*** The input ***
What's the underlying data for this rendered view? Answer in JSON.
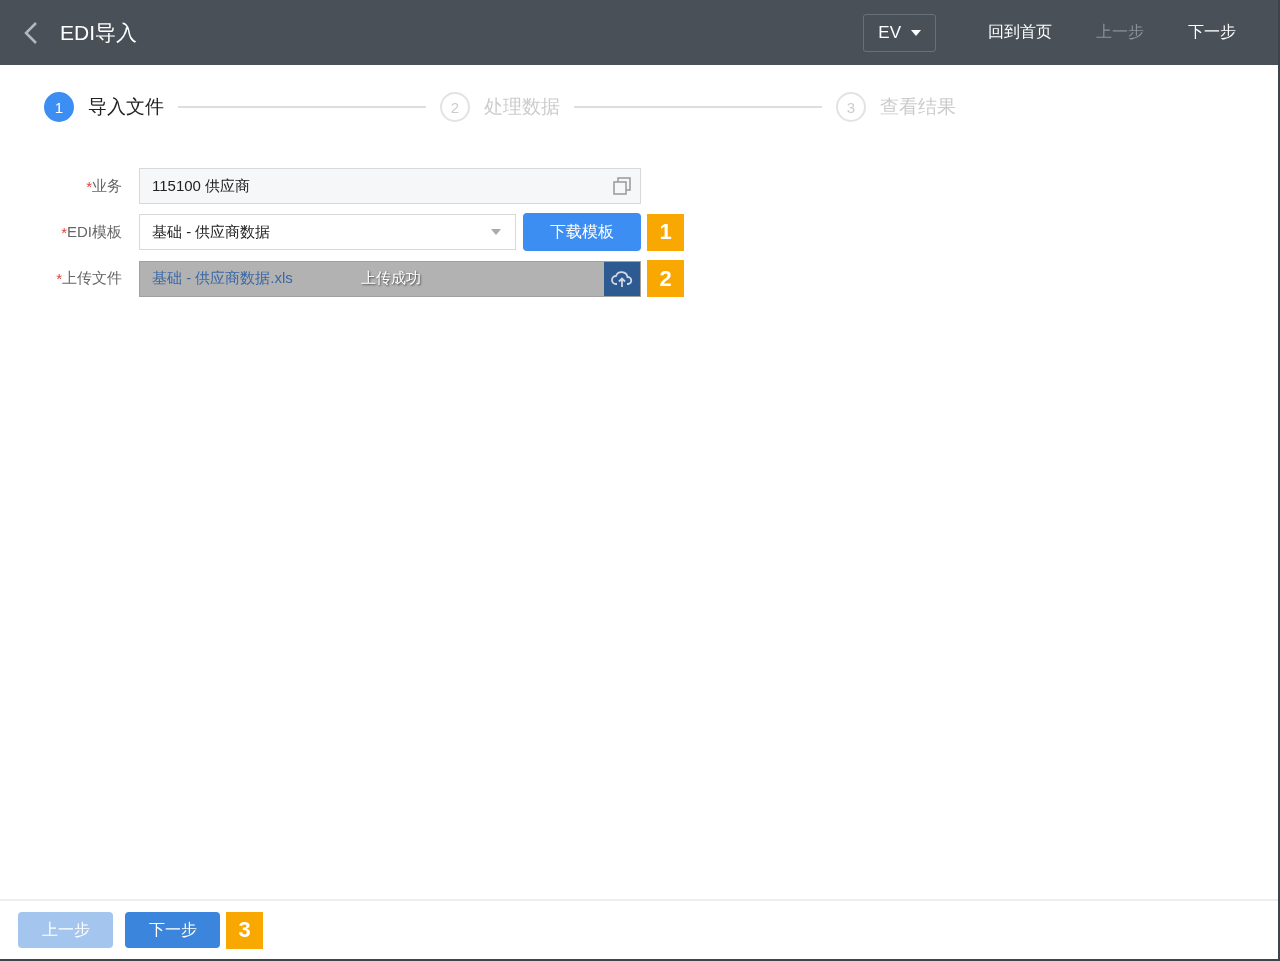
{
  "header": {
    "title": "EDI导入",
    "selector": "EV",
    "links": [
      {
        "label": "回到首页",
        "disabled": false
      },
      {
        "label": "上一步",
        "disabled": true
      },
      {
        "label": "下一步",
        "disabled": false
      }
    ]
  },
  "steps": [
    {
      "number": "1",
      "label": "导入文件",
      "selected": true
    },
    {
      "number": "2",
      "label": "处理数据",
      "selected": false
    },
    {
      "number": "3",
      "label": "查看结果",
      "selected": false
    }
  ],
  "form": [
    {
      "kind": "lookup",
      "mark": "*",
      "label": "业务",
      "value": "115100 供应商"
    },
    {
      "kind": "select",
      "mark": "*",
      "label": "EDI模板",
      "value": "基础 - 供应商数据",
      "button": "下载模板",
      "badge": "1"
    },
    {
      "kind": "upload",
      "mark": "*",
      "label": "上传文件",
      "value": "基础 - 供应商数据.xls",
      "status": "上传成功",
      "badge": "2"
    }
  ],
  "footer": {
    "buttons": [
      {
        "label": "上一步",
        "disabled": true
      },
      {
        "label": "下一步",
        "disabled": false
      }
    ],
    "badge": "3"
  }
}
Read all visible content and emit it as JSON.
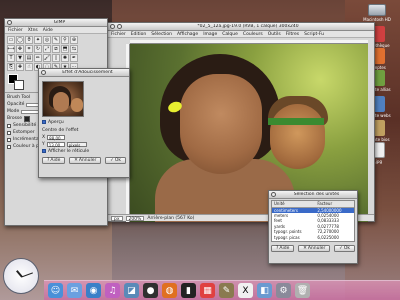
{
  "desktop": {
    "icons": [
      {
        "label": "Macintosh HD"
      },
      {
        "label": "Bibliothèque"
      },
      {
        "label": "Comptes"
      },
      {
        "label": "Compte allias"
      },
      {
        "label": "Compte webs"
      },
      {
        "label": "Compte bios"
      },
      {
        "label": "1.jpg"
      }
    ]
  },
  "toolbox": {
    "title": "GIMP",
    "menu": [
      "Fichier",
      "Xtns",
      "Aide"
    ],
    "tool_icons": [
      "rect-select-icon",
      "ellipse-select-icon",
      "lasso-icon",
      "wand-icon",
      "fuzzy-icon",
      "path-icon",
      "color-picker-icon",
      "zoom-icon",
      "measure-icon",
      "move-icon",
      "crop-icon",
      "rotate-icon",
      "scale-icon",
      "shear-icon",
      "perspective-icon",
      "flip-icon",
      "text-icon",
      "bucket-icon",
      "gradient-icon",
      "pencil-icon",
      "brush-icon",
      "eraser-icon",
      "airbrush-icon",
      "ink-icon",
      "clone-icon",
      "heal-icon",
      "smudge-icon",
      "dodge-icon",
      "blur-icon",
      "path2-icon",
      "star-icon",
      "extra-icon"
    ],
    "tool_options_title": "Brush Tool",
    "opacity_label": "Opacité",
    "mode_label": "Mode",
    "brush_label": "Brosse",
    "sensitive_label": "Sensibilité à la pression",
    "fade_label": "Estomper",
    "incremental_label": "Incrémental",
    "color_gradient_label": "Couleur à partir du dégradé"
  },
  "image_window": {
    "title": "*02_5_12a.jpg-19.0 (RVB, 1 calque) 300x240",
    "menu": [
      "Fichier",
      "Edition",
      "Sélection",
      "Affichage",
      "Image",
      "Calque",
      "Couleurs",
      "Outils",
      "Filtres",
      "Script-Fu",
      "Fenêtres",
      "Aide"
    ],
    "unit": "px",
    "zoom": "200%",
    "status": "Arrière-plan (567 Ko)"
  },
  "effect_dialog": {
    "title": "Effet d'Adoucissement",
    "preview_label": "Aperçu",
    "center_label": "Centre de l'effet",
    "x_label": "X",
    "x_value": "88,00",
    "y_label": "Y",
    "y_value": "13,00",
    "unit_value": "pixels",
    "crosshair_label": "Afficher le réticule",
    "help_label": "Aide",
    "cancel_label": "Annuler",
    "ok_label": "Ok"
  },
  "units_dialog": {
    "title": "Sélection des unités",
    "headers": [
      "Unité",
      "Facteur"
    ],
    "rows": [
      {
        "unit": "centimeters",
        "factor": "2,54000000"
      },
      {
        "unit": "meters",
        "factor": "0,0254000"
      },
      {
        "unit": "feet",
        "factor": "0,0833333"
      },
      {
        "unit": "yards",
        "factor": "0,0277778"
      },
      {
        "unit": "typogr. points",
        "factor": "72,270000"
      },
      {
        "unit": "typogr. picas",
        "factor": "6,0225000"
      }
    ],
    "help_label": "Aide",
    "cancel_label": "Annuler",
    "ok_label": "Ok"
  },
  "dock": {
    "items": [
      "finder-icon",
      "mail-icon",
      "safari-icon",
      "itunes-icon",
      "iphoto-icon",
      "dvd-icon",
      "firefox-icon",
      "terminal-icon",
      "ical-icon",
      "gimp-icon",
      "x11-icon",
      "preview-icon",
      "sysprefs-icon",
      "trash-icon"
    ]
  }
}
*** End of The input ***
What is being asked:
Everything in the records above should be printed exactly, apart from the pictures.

Answer box:
What's the underlying data for this rendered view? Answer in JSON.
{
  "header": {
    "title": "EDI导入",
    "selector": "EV",
    "links": [
      {
        "label": "回到首页",
        "disabled": false
      },
      {
        "label": "上一步",
        "disabled": true
      },
      {
        "label": "下一步",
        "disabled": false
      }
    ]
  },
  "steps": [
    {
      "number": "1",
      "label": "导入文件",
      "selected": true
    },
    {
      "number": "2",
      "label": "处理数据",
      "selected": false
    },
    {
      "number": "3",
      "label": "查看结果",
      "selected": false
    }
  ],
  "form": [
    {
      "kind": "lookup",
      "mark": "*",
      "label": "业务",
      "value": "115100 供应商"
    },
    {
      "kind": "select",
      "mark": "*",
      "label": "EDI模板",
      "value": "基础 - 供应商数据",
      "button": "下载模板",
      "badge": "1"
    },
    {
      "kind": "upload",
      "mark": "*",
      "label": "上传文件",
      "value": "基础 - 供应商数据.xls",
      "status": "上传成功",
      "badge": "2"
    }
  ],
  "footer": {
    "buttons": [
      {
        "label": "上一步",
        "disabled": true
      },
      {
        "label": "下一步",
        "disabled": false
      }
    ],
    "badge": "3"
  }
}
Read all visible content and emit it as JSON.
{
  "desktop": {
    "icons": [
      {
        "label": "Macintosh HD"
      },
      {
        "label": "Bibliothèque"
      },
      {
        "label": "Comptes"
      },
      {
        "label": "Compte allias"
      },
      {
        "label": "Compte webs"
      },
      {
        "label": "Compte bios"
      },
      {
        "label": "1.jpg"
      }
    ]
  },
  "toolbox": {
    "title": "GIMP",
    "menu": [
      "Fichier",
      "Xtns",
      "Aide"
    ],
    "tool_icons": [
      "rect-select-icon",
      "ellipse-select-icon",
      "lasso-icon",
      "wand-icon",
      "fuzzy-icon",
      "path-icon",
      "color-picker-icon",
      "zoom-icon",
      "measure-icon",
      "move-icon",
      "crop-icon",
      "rotate-icon",
      "scale-icon",
      "shear-icon",
      "perspective-icon",
      "flip-icon",
      "text-icon",
      "bucket-icon",
      "gradient-icon",
      "pencil-icon",
      "brush-icon",
      "eraser-icon",
      "airbrush-icon",
      "ink-icon",
      "clone-icon",
      "heal-icon",
      "smudge-icon",
      "dodge-icon",
      "blur-icon",
      "path2-icon",
      "star-icon",
      "extra-icon"
    ],
    "tool_options_title": "Brush Tool",
    "opacity_label": "Opacité",
    "mode_label": "Mode",
    "brush_label": "Brosse",
    "sensitive_label": "Sensibilité à la pression",
    "fade_label": "Estomper",
    "incremental_label": "Incrémental",
    "color_gradient_label": "Couleur à partir du dégradé"
  },
  "image_window": {
    "title": "*02_5_12a.jpg-19.0 (RVB, 1 calque) 300x240",
    "menu": [
      "Fichier",
      "Edition",
      "Sélection",
      "Affichage",
      "Image",
      "Calque",
      "Couleurs",
      "Outils",
      "Filtres",
      "Script-Fu",
      "Fenêtres",
      "Aide"
    ],
    "unit": "px",
    "zoom": "200%",
    "status": "Arrière-plan (567 Ko)"
  },
  "effect_dialog": {
    "title": "Effet d'Adoucissement",
    "preview_label": "Aperçu",
    "center_label": "Centre de l'effet",
    "x_label": "X",
    "x_value": "88,00",
    "y_label": "Y",
    "y_value": "13,00",
    "unit_value": "pixels",
    "crosshair_label": "Afficher le réticule",
    "help_label": "Aide",
    "cancel_label": "Annuler",
    "ok_label": "Ok"
  },
  "units_dialog": {
    "title": "Sélection des unités",
    "headers": [
      "Unité",
      "Facteur"
    ],
    "rows": [
      {
        "unit": "centimeters",
        "factor": "2,54000000"
      },
      {
        "unit": "meters",
        "factor": "0,0254000"
      },
      {
        "unit": "feet",
        "factor": "0,0833333"
      },
      {
        "unit": "yards",
        "factor": "0,0277778"
      },
      {
        "unit": "typogr. points",
        "factor": "72,270000"
      },
      {
        "unit": "typogr. picas",
        "factor": "6,0225000"
      }
    ],
    "help_label": "Aide",
    "cancel_label": "Annuler",
    "ok_label": "Ok"
  },
  "dock": {
    "items": [
      "finder-icon",
      "mail-icon",
      "safari-icon",
      "itunes-icon",
      "iphoto-icon",
      "dvd-icon",
      "firefox-icon",
      "terminal-icon",
      "ical-icon",
      "gimp-icon",
      "x11-icon",
      "preview-icon",
      "sysprefs-icon",
      "trash-icon"
    ]
  }
}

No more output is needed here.